The state's health department has also reported at least 86 new Covid-19 cases, which are part of an existing cluster at the Oahu Community Correctional Center (OCCC).

At least 116 cases of Covid-19 are attributable to the facility. There are 24 staffers and 92 inmates who have tested positive for Covid-19, according to health investigators.

Note: These numbers were released by Hawaii’s Covid-19 Joint Information Center, and may not line up exactly in real time with CNN’s database drawn from Johns Hopkins University and the Covid Tracking Project.

7:22 p.m. ET, August 13, 2020

US workers could save $150 billion due to payroll tax deferral, but will have to pay it back, group says

From CNN’s Vanessa Yurkevich

US workers could save $150 billion between September and December of 2020 due to President Trump’s executive action of a payroll tax deferral. But workers may have to pay back the money in 2021, according to an analysis by the Anderson Economic Group released Thursday. The payroll tax is used to fund Social Security.  

The President does not have the authority to eliminate the payroll tax even for a short period, but Congress does, the group says. Unless Congress altogether eliminates the payroll tax from September to December, Americans will likely owe the deferred funds in 2021 when they’re are doing their taxes.

“The payroll tax deferral—especially if it seems likely will be put into law—would pose a big risk for struggling employers and their workers,” said Patrick Anderson, CEO of Anderson Economic Group. “Although the President probably has the authority to defer collecting the tax, until the law is changed most employees should assume they still owe it.”  

Americans can expect to save between $1,000 and $2,000 per month with the payroll tax deferral, the group estimates.

But ceasing contributions to Social Security, “even for a short period, would have a negative impact on a system that is already on shaky ground financially,” said Brian Peterson, director of Public Policy & Economic Analysis at the Anderson Economic Group. The Social Security Administration estimates that the fund is on pace to run out in 2035, without taking the effects of Covid-19 into account.

9:34 p.m. ET, August 13, 2020

There aren't enough schools playing to have fall championships this year, NCAA president says

From CNN's Jabari Jackson


NCAA President Mark Emmert says that no fall sports championships can happen due to lack of participation among schools amid the Covid-19 pandemic. The only exception is “FBS football," he said.

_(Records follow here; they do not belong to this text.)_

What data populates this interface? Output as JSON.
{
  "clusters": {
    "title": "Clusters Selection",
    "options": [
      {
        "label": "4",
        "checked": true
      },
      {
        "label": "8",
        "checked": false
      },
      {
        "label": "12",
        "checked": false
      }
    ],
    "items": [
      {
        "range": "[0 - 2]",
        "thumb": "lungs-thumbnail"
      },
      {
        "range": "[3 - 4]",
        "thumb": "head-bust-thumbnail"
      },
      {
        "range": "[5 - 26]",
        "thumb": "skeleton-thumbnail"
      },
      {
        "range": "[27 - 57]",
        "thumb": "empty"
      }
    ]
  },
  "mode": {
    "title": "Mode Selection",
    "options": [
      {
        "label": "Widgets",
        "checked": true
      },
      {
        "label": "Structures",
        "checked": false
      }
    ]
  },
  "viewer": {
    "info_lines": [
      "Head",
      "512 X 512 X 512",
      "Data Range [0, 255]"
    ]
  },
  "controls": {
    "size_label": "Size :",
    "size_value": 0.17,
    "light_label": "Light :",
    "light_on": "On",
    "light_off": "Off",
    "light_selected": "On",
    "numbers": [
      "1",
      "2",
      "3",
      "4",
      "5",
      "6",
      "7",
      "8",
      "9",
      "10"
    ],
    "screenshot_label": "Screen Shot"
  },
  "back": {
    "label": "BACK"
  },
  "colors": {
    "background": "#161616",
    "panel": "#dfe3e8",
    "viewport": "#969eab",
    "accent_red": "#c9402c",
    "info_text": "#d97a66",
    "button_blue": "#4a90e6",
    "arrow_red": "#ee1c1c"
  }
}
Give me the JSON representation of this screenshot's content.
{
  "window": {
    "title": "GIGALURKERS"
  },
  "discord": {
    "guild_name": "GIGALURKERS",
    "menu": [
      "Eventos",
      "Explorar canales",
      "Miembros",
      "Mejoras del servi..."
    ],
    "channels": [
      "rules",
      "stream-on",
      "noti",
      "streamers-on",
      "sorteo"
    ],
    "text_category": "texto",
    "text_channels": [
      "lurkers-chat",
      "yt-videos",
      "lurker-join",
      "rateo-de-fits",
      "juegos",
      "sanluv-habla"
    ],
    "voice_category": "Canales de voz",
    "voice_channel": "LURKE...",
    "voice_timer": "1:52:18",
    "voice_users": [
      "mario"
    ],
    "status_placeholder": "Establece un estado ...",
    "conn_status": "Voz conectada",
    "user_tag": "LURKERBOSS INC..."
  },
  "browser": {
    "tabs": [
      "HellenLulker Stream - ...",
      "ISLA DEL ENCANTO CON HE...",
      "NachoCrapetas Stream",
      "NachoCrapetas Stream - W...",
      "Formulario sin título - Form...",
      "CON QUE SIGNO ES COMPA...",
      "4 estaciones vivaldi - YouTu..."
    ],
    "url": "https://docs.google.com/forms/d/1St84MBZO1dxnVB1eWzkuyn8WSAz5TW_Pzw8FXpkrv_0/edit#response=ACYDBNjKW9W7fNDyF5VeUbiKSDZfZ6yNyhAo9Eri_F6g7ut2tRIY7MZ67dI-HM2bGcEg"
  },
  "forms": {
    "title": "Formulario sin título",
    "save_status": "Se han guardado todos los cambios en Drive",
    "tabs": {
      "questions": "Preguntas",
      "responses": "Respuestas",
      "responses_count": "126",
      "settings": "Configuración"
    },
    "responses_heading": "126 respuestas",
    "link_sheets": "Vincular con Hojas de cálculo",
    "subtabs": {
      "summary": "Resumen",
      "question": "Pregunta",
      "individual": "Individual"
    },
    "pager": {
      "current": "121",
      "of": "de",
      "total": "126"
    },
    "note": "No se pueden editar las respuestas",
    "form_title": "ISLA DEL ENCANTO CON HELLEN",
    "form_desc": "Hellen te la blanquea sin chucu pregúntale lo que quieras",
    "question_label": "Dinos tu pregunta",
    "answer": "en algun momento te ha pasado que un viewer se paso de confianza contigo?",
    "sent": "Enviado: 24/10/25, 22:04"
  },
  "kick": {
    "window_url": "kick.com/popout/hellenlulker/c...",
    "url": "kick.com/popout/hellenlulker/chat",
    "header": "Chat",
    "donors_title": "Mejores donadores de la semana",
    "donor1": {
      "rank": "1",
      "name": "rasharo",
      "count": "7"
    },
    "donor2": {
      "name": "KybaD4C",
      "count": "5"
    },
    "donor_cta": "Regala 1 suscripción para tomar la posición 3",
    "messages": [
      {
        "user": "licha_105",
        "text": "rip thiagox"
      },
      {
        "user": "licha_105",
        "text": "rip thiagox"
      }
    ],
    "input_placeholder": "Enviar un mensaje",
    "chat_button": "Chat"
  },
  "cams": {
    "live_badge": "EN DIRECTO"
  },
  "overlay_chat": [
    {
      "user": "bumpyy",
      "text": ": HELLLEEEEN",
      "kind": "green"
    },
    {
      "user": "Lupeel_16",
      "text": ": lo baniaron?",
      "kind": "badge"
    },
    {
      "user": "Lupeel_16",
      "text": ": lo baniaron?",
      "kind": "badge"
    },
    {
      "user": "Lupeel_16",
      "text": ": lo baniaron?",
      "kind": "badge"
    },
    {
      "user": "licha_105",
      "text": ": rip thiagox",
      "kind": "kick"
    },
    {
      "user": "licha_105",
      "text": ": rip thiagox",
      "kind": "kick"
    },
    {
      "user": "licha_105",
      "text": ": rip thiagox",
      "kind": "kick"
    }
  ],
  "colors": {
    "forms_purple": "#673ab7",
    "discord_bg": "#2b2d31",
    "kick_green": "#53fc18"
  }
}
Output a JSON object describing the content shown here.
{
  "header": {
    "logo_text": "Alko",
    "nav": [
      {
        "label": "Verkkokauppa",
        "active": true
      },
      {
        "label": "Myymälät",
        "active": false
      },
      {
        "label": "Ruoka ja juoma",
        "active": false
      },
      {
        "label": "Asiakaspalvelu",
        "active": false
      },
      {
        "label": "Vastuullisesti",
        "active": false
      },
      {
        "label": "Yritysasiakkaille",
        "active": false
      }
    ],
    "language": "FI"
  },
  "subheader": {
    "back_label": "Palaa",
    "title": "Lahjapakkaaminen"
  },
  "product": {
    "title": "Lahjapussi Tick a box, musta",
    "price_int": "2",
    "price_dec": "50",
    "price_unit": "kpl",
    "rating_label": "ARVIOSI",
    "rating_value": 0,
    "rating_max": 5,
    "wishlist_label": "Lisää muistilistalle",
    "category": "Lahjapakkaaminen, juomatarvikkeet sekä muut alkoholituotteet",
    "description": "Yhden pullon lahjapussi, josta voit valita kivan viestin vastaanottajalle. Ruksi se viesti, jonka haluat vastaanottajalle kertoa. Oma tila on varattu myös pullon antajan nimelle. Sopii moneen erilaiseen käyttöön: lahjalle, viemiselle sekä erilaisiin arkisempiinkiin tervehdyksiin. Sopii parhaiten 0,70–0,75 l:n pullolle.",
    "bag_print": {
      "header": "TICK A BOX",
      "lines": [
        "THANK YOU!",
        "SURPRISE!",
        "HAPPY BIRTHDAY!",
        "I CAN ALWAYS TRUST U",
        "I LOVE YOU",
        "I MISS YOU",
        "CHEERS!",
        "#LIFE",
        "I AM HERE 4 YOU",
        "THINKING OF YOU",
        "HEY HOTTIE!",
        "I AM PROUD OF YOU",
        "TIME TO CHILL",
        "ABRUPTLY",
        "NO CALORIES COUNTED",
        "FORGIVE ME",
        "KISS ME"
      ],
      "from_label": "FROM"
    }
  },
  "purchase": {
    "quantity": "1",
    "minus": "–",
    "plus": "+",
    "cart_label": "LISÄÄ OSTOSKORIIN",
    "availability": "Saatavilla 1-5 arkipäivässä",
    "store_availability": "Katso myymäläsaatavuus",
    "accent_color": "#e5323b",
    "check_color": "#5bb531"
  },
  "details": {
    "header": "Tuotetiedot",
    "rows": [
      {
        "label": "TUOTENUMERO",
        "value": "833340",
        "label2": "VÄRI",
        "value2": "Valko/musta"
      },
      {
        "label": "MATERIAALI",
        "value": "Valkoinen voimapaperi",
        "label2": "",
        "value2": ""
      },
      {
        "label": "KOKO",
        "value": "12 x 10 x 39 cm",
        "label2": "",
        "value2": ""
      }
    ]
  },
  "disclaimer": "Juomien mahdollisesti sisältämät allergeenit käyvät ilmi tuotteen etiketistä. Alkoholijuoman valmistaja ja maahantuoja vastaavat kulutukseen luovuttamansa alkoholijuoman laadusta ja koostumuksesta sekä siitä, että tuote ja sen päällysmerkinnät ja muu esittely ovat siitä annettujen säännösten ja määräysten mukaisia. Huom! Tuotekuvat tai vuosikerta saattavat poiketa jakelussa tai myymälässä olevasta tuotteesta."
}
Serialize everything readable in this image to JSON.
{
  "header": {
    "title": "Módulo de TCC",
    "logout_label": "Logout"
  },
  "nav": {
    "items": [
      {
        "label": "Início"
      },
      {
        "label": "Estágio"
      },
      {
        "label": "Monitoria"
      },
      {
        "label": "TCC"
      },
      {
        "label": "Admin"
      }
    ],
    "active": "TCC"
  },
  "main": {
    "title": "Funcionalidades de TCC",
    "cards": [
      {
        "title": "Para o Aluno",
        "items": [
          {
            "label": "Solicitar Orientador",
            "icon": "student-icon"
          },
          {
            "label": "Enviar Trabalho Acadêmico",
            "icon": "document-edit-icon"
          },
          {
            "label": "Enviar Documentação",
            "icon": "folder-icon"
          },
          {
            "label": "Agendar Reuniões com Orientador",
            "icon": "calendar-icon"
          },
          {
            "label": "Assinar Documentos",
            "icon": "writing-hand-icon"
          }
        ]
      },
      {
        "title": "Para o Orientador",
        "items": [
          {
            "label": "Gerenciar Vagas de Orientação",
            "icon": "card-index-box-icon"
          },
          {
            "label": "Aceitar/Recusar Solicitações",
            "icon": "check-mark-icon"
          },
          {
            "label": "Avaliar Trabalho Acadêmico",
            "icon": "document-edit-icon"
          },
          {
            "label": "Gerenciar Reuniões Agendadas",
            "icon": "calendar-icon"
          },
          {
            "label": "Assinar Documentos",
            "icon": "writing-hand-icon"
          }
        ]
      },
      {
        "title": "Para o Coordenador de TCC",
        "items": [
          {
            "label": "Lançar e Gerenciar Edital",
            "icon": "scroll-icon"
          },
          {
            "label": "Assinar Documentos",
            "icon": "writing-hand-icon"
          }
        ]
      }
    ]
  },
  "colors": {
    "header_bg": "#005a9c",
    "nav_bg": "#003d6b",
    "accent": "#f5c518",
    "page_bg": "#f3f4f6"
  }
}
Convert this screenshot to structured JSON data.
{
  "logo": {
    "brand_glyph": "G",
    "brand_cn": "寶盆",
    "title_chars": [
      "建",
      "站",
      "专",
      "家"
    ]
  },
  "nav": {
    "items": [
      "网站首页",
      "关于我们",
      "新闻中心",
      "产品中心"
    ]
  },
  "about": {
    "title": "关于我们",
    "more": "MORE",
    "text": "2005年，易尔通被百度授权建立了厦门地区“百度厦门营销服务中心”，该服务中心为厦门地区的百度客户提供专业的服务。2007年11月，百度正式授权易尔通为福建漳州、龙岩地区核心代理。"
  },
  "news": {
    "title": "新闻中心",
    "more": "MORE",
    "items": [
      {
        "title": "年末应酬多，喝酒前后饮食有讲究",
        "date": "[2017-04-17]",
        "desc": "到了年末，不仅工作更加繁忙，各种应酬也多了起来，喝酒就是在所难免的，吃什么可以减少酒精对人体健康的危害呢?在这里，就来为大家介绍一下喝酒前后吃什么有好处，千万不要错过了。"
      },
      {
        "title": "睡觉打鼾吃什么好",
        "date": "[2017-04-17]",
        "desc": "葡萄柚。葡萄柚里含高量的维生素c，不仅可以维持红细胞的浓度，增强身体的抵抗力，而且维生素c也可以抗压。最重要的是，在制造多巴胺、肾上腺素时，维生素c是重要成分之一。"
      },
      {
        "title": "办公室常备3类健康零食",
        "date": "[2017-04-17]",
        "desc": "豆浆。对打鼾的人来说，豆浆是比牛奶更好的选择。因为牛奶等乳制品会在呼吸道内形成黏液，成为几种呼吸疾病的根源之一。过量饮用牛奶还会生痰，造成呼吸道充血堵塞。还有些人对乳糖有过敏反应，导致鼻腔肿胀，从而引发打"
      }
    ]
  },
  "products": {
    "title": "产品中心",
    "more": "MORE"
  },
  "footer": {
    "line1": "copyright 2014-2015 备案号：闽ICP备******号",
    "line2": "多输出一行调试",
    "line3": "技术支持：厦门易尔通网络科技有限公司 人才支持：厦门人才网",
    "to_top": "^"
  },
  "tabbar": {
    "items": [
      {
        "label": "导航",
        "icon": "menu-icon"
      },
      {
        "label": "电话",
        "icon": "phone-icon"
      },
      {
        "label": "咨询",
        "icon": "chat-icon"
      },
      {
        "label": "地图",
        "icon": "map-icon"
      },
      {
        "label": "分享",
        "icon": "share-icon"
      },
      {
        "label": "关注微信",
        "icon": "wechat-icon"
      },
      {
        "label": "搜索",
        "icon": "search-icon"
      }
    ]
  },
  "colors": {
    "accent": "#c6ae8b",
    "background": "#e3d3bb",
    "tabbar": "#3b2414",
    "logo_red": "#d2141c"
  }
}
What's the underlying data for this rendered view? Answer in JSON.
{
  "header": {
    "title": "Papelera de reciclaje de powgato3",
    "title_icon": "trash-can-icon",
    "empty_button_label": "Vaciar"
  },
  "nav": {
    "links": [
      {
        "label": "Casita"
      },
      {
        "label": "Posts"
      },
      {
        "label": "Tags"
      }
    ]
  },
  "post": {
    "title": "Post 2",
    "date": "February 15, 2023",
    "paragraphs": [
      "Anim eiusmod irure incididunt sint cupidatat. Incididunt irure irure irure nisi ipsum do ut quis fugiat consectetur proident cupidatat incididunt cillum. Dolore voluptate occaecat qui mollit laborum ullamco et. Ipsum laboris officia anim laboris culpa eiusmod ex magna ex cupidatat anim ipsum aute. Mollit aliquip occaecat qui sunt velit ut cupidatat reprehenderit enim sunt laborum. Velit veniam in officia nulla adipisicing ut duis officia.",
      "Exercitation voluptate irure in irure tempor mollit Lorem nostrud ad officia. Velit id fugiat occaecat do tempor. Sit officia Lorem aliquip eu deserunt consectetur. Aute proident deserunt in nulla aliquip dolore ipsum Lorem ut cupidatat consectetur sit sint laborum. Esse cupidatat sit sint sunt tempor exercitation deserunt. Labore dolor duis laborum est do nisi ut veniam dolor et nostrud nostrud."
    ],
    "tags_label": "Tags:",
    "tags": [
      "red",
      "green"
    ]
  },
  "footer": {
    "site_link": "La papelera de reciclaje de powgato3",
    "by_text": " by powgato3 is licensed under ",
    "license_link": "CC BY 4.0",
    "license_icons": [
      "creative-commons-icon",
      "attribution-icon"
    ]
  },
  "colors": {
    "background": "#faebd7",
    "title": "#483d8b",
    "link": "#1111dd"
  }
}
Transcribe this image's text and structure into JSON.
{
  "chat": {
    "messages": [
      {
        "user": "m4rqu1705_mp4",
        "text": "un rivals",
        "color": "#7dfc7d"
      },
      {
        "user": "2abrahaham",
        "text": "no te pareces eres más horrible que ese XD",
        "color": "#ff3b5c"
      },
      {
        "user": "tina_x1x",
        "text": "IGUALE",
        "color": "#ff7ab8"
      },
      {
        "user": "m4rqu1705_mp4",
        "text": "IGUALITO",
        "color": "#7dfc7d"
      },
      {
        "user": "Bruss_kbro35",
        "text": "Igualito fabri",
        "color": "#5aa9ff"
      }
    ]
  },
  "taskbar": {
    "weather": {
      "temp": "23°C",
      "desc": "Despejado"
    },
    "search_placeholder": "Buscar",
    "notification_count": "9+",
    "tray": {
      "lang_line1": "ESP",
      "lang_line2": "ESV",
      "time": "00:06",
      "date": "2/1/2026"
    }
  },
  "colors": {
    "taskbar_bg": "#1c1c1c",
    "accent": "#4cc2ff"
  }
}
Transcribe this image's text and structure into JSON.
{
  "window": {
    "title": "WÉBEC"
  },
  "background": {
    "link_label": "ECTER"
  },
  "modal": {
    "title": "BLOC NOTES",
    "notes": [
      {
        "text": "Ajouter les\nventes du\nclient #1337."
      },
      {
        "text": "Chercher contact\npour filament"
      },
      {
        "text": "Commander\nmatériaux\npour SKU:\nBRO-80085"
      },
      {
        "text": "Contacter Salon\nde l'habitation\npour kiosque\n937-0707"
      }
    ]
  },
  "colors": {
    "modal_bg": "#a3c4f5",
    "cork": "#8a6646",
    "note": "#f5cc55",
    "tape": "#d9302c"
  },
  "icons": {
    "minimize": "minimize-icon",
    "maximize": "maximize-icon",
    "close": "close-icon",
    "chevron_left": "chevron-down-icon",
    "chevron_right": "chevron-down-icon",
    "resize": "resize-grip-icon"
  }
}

"We cannot, now at this point, have fall NCAA championships because we don't have enough schools participating,” said Emmert in a preview of Thursday’s Social Series. “The NCAA board of governors has decided that if you do not have at least half of the schools participating you cannot have a legitimate championship. So, we can't in any Division 1 NCAA championship sport have a champion in the fall, which is everything except FBS football in the fall." 

The College Football Playoff (CFP) serves as the championship event for FBS football which brings in millions of dollars to the NCAA and participating institutions. The CFP said in a news release on Thursday that the committee will continue with their process without the Big Ten and Pac-12 conferences. 

"We don't know right now what the season will bring, but as a committee, we are ready to use the protocol and the expertise of the 13 people who have been charged with selecting the teams," said Gary Barta, Iowa’s athletic director and CFP committee chair, said in a statement.

“The committee's task is to rank the teams based on what happens on the field. This week gave us a great chance to catch up with the familiar faces and welcome our three new members to the process. If the board and management committee say we are having a CFP, we will be ready," the statement added.